MANILA, Philippines – Researchers have estimated the height of a cloud top using Diwata-1, making the Philippines' first microsatellite in space a valuable instrument toward enabling better forecasts of rainfall and thunderstorms.
The results of the study were published in the international peer-reviewed journal Scientific Reports last May 5, 2020. The study is a collaborative research among scientists from the University of the Philippines Diliman, the Department of Science and Technology, and the Hokkaido University in Japan.
The cloud top height is the distance between the topmost visible portion of a cloud and the Earth's surface. Meteorologists estimate the vertical growth of clouds in forecasting thunderstorms and rain. If the clouds grow faster, it could lead to heavy rainfall.
The study shows that a single microsatellite like Diwata-1 can be used to obtain cloud top height estimates better than conventional satellites.

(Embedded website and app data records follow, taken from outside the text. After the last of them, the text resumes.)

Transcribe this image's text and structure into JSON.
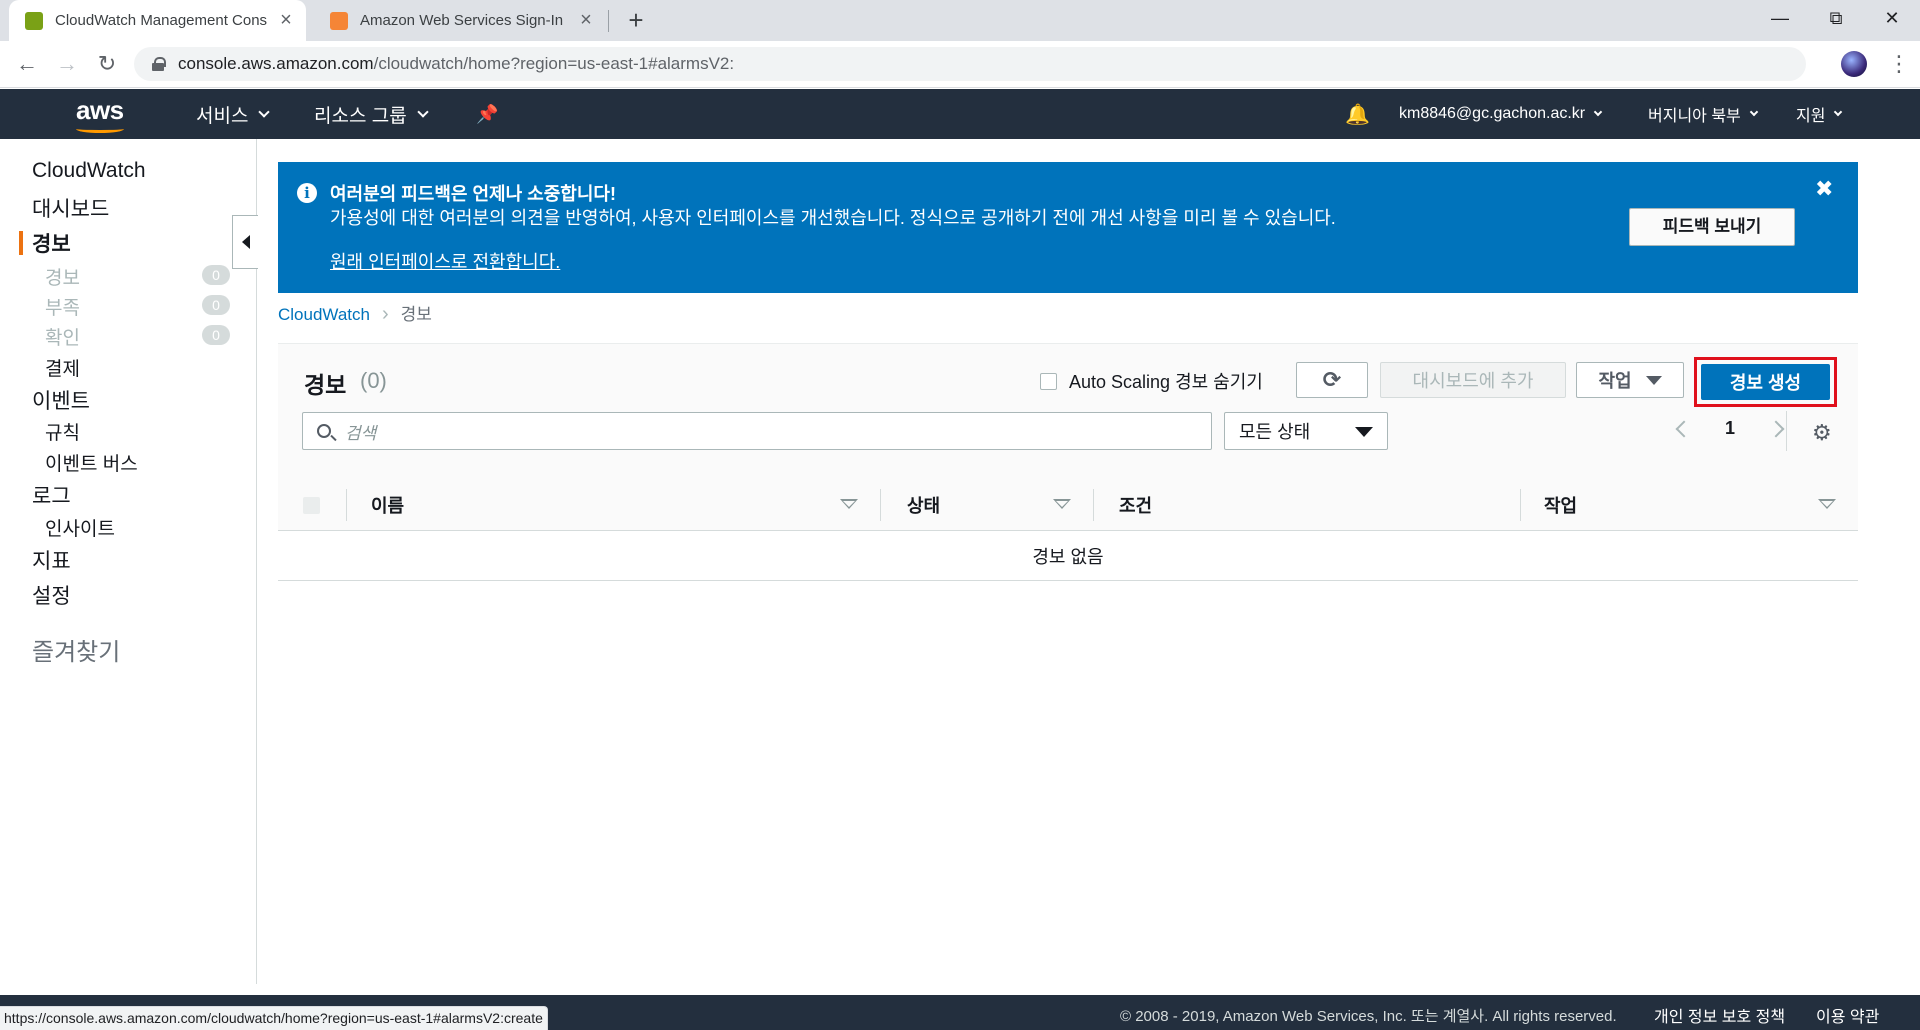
{
  "browser": {
    "tabs": [
      {
        "title": "CloudWatch Management Cons",
        "favicon_color": "#7aa116"
      },
      {
        "title": "Amazon Web Services Sign-In",
        "favicon_color": "#f58536"
      }
    ],
    "url_host": "console.aws.amazon.com",
    "url_path": "/cloudwatch/home?region=us-east-1#alarmsV2:",
    "status_url": "https://console.aws.amazon.com/cloudwatch/home?region=us-east-1#alarmsV2:create"
  },
  "awsnav": {
    "logo": "aws",
    "services": "서비스",
    "resource_groups": "리소스 그룹",
    "account": "km8846@gc.gachon.ac.kr",
    "region": "버지니아 북부",
    "support": "지원"
  },
  "sidebar": {
    "service": "CloudWatch",
    "dashboard": "대시보드",
    "alarms": "경보",
    "alarm_sub": [
      {
        "label": "경보",
        "count": "0"
      },
      {
        "label": "부족",
        "count": "0"
      },
      {
        "label": "확인",
        "count": "0"
      }
    ],
    "billing": "결제",
    "events": "이벤트",
    "rules": "규칙",
    "event_bus": "이벤트 버스",
    "logs": "로그",
    "insights": "인사이트",
    "metrics": "지표",
    "settings": "설정",
    "favorites": "즐겨찾기"
  },
  "banner": {
    "title": "여러분의 피드백은 언제나 소중합니다!",
    "body": "가용성에 대한 여러분의 의견을 반영하여, 사용자 인터페이스를 개선했습니다. 정식으로 공개하기 전에 개선 사항을 미리 볼 수 있습니다.",
    "link": "원래 인터페이스로 전환합니다.",
    "feedback_button": "피드백 보내기",
    "close": "✖"
  },
  "breadcrumb": {
    "root": "CloudWatch",
    "current": "경보"
  },
  "alarms": {
    "title": "경보",
    "count": "(0)",
    "hide_autoscaling": "Auto Scaling 경보 숨기기",
    "add_to_dashboard": "대시보드에 추가",
    "actions": "작업",
    "create_alarm": "경보 생성",
    "search_placeholder": "검색",
    "state_filter": "모든 상태",
    "page": "1",
    "columns": [
      "이름",
      "상태",
      "조건",
      "작업"
    ],
    "empty": "경보 없음"
  },
  "footer": {
    "copyright": "© 2008 - 2019, Amazon Web Services, Inc. 또는 계열사. All rights reserved.",
    "privacy": "개인 정보 보호 정책",
    "terms": "이용 약관"
  }
}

"The vertical resolution provided by Diwata-1 is indeed higher than conventional satellites, only measurements provided by emitting lasers could produce a higher vertical resolution," said Ellison Castro, researcher and one of the authors of the paper.

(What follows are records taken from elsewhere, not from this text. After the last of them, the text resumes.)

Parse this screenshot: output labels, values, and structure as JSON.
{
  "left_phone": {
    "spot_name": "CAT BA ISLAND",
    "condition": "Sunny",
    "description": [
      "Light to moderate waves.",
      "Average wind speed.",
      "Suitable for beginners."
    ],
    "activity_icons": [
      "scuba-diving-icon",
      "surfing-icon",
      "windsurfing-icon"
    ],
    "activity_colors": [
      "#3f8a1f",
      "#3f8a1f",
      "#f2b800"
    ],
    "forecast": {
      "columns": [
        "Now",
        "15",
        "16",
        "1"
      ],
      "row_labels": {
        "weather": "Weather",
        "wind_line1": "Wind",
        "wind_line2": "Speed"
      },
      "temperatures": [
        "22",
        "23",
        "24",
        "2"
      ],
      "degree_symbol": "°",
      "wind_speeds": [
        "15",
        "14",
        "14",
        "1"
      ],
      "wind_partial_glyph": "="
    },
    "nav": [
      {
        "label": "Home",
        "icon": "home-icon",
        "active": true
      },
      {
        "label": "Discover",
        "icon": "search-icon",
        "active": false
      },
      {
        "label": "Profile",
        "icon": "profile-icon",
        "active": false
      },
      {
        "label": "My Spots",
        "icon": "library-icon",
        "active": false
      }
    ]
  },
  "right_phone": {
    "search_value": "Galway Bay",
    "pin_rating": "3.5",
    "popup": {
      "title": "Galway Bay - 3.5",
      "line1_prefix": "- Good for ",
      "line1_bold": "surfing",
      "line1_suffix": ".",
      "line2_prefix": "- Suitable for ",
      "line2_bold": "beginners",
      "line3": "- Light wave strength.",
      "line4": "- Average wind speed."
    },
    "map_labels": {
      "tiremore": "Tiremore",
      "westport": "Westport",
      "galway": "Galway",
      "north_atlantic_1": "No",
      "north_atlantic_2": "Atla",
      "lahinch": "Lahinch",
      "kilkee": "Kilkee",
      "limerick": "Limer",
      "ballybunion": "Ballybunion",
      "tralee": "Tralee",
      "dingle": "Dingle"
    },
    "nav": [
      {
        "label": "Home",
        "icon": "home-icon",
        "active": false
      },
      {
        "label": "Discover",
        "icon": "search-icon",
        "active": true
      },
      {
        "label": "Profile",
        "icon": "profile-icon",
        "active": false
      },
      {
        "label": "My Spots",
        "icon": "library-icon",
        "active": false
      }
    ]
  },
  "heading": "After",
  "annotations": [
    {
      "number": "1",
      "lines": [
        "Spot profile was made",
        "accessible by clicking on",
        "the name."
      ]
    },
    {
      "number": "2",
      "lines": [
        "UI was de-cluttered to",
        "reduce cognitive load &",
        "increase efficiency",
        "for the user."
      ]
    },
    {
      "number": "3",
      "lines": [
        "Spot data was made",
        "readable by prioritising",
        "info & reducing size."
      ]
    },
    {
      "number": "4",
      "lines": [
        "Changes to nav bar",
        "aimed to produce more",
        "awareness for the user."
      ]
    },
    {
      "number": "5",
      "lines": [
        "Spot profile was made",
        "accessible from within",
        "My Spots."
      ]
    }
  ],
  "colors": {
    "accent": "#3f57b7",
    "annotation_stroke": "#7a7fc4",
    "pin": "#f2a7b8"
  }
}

Castro added that laser-emitting satellites are limited and only provide measurements below their track. These technologies are expensive and complex. By using a microsatellite, researchers can achieve greater aerial coverage.
How did the Diwata-1 capture such images?
Typical earth observation satellites such as Diwata-1 and Diwata-2 capture images by facing their cameras or sensors toward the Earth's surface.
However, Diwata-1 had another imaging technique called "target-locking mode" where the satellite reorients itself as it captures images of a specific target like clouds. This mode allowed Diwata-1 to capture images of the same cloud from different angles.
For this study, Diwata-1's Spaceborne-Multispectral Imager (SMI) and the High-Precision Telescope (HPT) cameras enabled the researchers to obtain higher resolution images. Using these cameras, the cloud top height measurements at 2-m or 40-m vertical resolution were obtained at 250 and 12.5 times, respectively, finer than currently available data on cloud top heights derived from other satellites and techniques.
With sets of images at hand, researchers were able to reconstruct a 3D model of the cloud. These images have finer vertical resolution than other satellite data, enabling more precise measurements.
For better weather forecasting
For a tropical country like the Philippines, accurate forecasting of rainfall and thunderstorms is important. Monitoring the cloud top height may be used to enhance early warning systems and forecast methodologies, further equipping the country for weather disturbances.
During the dry months of March to May, intense heat experienced during the day contributes to an increase in the convection in the atmosphere, enabling the development of thunderstorm clouds that may bring isolated heavy rains.
"Since microsatellites are much cheaper to build and can be developed faster (than conventional satellites), a constellation of microsatellites and denser ground receiving stations may help improve weather forecasting in the future," said STAMINA4Space Program Leader Gay Jane Perez, who is also one of the authors of the study.
On April 6, 2020, Diwata-1 reentered the Earth's atmosphere, ending its four-year service to the country. With this, Diwata-1's estimation of cloud top height continues with Diwata-2, having been equipped with similar HPT and SMI cameras.
Since 2016, Diwata-1 had covered more than a third or 114,087 km2 of the Philippines' land. Diwata-1 also orbited approximately 22,643 times around the Earth and passed by the Philippines roughly 4,800 times. – Rappler.com